Shining example

Automotive lighting specialist Hella is teaming up with leading European car manufacturers to bring its intelligent headlight system into full series production within the next few years.

The system, known as adaptive cut-off line, uses a digital camera and an advanced lighting system to automatically adjust the range of the headlights to minimise glare.

According to Hella, the adaptive cut-off line system means the low beam setting does not stop at around 65m — as is now the case — but can be increased to a few hundred metres. The infrared camera, mounted above the windscreen, scans the road ahead for any signals from oncoming or preceding vehicles and picks up any bright patches of light on the road ahead. Advanced image processing then analyses the signal and, if a car is approaching, the vehicle’s headlights adapt accordingly.

Dr Christian Amsel, director of Hella’s light-based driver assistance R&D department, said studies have shown that drivers use their high beam for night-time driving only about 10 per cent of the time.

‘This is not enough for us. If drivers could use their high beam more of the time we believe we could substantially reduce accidents,’ he said.

The system uses an improvement of Hella’s existing Advanced Frontlighting System (AFS). This technology uses Hella’s VarioX headlamp to light the road in different ways depending on speed, weather and the road conditions. It can automatically switch between five pre-set lighting configurations ranging from the low beam ‘town-lighting setting’ through to the longer-range ‘highway’ mode.

To switch between them the VarioX system uses a rotating drum that sits between the headlight’s light source and the projection lens. The drum rotates to the required position using a stepper motor within milliseconds.

The new adaptive cut-off technology uses the same drum but, instead of five distinct settings it moves smoothly in gradual increments from high beam to low beam. The system is also sophisticated enough to take any hills and dips in the road into account, said Amsel.

The adaptive cut-off line is expected to reach series production with an unnamed European car manufacturer by 2009 but Hella’s engineers are already working on an improvement of the technology that is not expected to be in production vehicles until about 2015, he said.

Glare-free high beam will allow vehicles to have their headlights on almost permanent high beam. Upon detecting road users who are in danger of being dazzled, the exact portions of light that were likely to cause a problem could be faded out automatically. According to Hella, this will be possible by using special contouring of the VarioX rotating drum. The combination of constant, real-time analysis of the image data from the camera with continual adjustment of the lighting modules means the driver could have the performance of constant high-beam lighting without affecting other road users.

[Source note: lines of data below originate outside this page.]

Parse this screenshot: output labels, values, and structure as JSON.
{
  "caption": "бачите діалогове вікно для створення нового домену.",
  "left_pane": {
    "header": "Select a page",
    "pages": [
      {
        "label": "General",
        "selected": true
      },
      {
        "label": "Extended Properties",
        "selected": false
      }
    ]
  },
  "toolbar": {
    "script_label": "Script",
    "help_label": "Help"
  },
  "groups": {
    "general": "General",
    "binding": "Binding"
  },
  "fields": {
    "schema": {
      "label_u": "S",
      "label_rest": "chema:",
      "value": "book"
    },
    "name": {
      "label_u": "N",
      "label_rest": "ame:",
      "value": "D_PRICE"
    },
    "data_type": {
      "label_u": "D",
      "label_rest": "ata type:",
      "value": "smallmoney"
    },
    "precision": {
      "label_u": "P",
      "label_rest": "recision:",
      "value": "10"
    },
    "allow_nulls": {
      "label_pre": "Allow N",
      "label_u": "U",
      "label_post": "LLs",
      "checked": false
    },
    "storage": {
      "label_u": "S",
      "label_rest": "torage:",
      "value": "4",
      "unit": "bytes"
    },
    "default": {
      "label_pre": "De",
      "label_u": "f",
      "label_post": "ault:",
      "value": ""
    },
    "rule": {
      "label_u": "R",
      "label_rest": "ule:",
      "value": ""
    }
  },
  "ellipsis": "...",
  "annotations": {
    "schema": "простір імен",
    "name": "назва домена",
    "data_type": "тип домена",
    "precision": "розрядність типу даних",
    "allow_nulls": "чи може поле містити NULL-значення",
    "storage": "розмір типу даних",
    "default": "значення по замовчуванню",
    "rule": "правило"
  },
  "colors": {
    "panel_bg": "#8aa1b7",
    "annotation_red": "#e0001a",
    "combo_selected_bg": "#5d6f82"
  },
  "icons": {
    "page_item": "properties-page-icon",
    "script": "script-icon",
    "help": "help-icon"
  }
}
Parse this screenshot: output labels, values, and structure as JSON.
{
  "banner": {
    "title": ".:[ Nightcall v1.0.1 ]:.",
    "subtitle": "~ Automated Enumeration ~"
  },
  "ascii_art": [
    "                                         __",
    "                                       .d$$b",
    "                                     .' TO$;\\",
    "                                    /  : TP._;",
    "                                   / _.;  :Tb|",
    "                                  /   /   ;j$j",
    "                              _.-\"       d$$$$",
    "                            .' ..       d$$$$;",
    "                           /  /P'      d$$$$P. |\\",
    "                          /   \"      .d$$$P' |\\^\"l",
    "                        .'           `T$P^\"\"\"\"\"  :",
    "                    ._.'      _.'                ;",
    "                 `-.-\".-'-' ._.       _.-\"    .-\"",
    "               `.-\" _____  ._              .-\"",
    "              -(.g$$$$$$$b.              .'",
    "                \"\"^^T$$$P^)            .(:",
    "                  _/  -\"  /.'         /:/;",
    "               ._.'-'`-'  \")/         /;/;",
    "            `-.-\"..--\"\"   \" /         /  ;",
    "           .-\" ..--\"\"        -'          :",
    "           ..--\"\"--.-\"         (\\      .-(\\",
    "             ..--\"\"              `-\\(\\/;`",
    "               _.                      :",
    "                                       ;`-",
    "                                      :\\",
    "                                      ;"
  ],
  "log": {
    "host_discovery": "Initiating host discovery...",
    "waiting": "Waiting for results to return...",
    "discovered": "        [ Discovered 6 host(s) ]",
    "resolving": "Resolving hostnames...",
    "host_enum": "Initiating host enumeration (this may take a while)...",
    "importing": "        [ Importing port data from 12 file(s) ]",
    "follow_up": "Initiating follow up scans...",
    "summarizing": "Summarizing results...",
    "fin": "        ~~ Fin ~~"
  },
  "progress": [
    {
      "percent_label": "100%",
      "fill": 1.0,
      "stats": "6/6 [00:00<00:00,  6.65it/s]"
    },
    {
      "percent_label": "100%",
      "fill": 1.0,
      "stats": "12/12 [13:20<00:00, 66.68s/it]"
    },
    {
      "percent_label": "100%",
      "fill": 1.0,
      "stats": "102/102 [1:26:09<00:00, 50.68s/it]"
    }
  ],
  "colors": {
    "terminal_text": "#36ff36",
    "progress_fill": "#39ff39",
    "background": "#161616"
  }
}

Adaptive cut-off line technology and glare-free high beam are only two of a number of driver assistance system now under development at Hella. The firm has developed LED headlights for the Opel Signum and this new headlight technology is at the heart of a number of future intelligent lighting systems.

One of these, the ‘marking light’ system, uses the ability of individual LED chips to be switched on or off. Combined with intelligent camera systems, ‘marking light’ technology will be able to illuminate specific roadside objects of significance, such as animals or road signs.

Hella’s researchers have also been working with the Australian vision processing firm Seeing Machines to develop a technology known as the Alertness Assistant, which uses a camera to monitor driver’s eyes and wakes them up if they appear to be falling asleep.

This suite of new technologies is designed to coincide with the EU’s E-Safety initiative, a programme that aims to halve the number of road fatalities by 2010.

According to studies carried out by the German ministry of transport, driver assistance technology in cars would help to prevent more then 50 per cent of road accidents.